Internet activism is not particularly new, and it is far from perfect.  It is not necessarily the best way to participate but it is the most accessible and in the end it is an incredibly effective means to raise awareness about issues and start conversations around them.  It’s amazing to see people taking a public stance at the intersection of an environmental and human rights issue.  Making climate change a tangible issue to the public can be difficult as its effects are not often seen immediately, but when factors of climate change are directly correlated to human rights as well I think it is easier for people to sympathize with and take action to fight the unjust.  Issues such as the Dakota Access Pipeline on the Sioux reservation exhibit how human lives, particularly an indigenous tribe, are being displaced by actions of large corporations extremely similar to many of the articles we read last week concerning Monsanto and Dartmouth.  This directly reflects how the U.S. government has continued to marginalize Native American communities.  The $3.8 billion Dakota Access Pipeline would carry over 570,000 barrels of crude oil from North Dakota to Illinois.  Not only would this harm the surrounding environment and jeopardize safe drinking water, but sacred burial grounds and cultural traditions would be destroyed in the process.
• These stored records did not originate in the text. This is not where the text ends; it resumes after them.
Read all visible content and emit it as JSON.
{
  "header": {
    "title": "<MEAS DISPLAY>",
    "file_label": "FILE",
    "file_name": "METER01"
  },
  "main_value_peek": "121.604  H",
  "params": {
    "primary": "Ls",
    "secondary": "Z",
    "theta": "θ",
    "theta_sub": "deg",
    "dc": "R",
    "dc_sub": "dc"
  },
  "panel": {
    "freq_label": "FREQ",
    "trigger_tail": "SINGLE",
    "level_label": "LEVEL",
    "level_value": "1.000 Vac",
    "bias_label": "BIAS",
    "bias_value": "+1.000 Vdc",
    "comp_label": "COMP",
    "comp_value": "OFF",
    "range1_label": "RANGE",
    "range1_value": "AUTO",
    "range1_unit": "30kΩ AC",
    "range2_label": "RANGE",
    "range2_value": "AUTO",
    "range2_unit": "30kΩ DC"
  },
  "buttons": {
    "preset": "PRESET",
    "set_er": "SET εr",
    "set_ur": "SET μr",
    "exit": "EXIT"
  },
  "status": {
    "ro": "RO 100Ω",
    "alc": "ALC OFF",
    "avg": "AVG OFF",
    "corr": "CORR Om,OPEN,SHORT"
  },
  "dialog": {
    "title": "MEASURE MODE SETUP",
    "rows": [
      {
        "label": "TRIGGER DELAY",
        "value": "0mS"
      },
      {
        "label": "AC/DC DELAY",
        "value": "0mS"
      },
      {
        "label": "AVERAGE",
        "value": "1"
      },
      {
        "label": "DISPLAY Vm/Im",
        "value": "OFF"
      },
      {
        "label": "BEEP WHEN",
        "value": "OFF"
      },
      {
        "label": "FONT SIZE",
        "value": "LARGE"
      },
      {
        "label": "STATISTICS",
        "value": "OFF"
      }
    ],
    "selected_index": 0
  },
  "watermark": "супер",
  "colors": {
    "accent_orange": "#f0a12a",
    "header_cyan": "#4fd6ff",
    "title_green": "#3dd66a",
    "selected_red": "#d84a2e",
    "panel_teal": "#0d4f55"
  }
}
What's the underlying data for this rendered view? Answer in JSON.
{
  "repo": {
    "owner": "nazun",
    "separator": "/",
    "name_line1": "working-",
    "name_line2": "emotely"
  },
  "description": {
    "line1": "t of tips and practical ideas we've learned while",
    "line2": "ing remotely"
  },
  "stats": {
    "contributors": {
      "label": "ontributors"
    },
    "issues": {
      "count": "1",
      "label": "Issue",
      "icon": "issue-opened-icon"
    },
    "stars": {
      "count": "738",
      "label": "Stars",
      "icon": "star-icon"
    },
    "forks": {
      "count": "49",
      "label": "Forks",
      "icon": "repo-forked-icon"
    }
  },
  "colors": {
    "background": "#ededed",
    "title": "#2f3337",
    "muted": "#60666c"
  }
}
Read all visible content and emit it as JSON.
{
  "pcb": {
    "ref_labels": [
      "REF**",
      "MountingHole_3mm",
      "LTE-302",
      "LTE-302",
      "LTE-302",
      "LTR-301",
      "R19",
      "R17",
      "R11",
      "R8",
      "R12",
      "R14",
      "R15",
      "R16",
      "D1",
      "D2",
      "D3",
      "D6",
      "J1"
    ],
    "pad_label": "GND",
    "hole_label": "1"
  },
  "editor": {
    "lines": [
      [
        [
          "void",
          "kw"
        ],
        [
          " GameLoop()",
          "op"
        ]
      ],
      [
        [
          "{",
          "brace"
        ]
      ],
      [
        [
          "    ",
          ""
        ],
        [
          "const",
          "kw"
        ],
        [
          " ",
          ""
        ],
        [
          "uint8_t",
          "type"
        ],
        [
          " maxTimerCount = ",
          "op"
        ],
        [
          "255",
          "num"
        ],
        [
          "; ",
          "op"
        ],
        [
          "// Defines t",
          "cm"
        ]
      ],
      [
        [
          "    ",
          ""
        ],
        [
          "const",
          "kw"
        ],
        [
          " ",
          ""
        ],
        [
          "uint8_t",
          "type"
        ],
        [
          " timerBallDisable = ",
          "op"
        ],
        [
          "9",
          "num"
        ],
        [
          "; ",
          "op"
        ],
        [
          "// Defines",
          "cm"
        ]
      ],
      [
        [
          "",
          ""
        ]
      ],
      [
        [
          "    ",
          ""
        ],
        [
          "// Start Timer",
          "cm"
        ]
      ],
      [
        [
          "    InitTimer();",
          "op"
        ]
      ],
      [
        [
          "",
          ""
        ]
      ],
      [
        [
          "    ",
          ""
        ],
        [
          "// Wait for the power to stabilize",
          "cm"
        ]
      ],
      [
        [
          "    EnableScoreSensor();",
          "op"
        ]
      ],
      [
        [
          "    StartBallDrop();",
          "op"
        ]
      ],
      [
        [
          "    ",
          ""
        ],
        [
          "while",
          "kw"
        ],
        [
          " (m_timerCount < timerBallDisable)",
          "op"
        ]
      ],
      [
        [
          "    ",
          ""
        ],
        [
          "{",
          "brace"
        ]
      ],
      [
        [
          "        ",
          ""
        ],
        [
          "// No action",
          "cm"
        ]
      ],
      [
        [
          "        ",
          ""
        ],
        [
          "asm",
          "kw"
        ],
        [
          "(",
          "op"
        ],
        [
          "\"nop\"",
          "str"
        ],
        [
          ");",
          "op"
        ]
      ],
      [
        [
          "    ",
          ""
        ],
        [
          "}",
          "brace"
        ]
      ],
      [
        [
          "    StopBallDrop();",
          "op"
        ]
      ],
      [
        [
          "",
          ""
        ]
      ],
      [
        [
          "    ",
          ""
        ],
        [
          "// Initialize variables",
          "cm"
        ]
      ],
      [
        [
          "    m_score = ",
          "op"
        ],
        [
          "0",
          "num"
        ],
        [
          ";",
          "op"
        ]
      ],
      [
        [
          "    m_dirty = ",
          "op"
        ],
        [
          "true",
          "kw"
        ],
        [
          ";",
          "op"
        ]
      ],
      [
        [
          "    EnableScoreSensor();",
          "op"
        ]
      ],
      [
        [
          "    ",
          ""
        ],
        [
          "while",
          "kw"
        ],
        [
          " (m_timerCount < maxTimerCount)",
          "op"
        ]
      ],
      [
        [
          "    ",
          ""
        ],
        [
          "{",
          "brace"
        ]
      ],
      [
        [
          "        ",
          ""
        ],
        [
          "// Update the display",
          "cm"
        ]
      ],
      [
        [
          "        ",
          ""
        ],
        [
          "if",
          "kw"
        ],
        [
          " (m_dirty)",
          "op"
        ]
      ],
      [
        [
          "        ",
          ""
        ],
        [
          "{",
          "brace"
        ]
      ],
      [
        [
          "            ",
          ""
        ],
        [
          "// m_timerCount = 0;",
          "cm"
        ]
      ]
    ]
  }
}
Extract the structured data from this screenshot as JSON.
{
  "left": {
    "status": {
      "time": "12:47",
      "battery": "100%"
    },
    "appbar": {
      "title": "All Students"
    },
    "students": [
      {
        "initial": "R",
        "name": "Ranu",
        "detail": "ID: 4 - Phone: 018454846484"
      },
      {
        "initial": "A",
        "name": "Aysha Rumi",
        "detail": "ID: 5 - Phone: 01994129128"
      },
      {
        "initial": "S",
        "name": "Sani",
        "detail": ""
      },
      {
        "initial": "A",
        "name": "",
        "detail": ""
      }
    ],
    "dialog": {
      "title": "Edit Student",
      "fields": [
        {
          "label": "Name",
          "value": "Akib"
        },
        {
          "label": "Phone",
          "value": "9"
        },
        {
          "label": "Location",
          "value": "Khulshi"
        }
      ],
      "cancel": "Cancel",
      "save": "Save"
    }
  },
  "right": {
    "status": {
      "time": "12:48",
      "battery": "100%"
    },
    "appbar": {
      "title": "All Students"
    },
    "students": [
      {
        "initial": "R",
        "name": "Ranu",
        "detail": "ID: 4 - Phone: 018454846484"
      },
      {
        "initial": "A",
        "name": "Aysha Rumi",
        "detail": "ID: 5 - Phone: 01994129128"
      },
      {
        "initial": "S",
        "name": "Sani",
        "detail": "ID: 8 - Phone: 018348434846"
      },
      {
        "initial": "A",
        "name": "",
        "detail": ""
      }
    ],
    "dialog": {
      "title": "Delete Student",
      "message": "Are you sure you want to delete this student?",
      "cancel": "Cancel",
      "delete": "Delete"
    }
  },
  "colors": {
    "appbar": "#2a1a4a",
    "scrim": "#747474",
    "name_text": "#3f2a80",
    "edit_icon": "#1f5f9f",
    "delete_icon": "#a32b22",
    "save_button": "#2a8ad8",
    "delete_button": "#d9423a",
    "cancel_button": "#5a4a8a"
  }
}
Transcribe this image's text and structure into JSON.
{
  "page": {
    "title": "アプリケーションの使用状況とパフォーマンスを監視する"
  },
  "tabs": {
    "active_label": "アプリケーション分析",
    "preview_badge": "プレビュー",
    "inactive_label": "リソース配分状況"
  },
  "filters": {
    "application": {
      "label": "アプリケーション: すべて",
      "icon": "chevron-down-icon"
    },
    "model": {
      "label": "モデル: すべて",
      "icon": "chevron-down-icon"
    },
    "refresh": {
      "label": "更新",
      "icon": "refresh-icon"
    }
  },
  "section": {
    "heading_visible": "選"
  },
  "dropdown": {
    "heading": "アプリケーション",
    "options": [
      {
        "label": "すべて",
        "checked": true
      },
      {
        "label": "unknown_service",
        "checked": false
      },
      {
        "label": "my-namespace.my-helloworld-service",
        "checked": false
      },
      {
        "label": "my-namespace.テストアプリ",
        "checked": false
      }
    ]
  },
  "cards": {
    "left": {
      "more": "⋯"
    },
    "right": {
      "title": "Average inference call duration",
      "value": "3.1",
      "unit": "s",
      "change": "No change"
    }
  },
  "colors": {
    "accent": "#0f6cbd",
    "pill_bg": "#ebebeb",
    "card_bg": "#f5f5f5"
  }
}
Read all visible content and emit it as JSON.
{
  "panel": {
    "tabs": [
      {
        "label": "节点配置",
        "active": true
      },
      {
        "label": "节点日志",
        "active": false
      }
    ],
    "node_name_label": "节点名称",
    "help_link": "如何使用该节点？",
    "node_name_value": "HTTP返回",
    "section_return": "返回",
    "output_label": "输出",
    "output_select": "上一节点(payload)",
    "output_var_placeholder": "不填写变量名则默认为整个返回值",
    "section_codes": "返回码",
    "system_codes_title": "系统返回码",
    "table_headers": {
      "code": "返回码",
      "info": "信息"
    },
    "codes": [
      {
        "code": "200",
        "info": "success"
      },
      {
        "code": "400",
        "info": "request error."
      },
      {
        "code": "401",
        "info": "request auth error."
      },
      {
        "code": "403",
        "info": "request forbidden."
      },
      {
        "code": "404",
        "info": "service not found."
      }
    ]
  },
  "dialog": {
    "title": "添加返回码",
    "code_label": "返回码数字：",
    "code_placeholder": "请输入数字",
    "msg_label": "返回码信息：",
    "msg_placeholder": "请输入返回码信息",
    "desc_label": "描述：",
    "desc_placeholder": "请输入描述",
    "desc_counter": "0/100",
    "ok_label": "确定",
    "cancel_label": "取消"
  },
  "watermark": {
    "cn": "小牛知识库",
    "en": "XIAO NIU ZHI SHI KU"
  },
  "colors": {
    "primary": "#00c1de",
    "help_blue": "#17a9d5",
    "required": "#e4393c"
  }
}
The gallery below is just a few of the increasing posts I saw when scrolling through Facebook in the last couple of days. If there is an issue that you believe in, there is always something you can do even if it is as simple as clicking a button and sharing a link: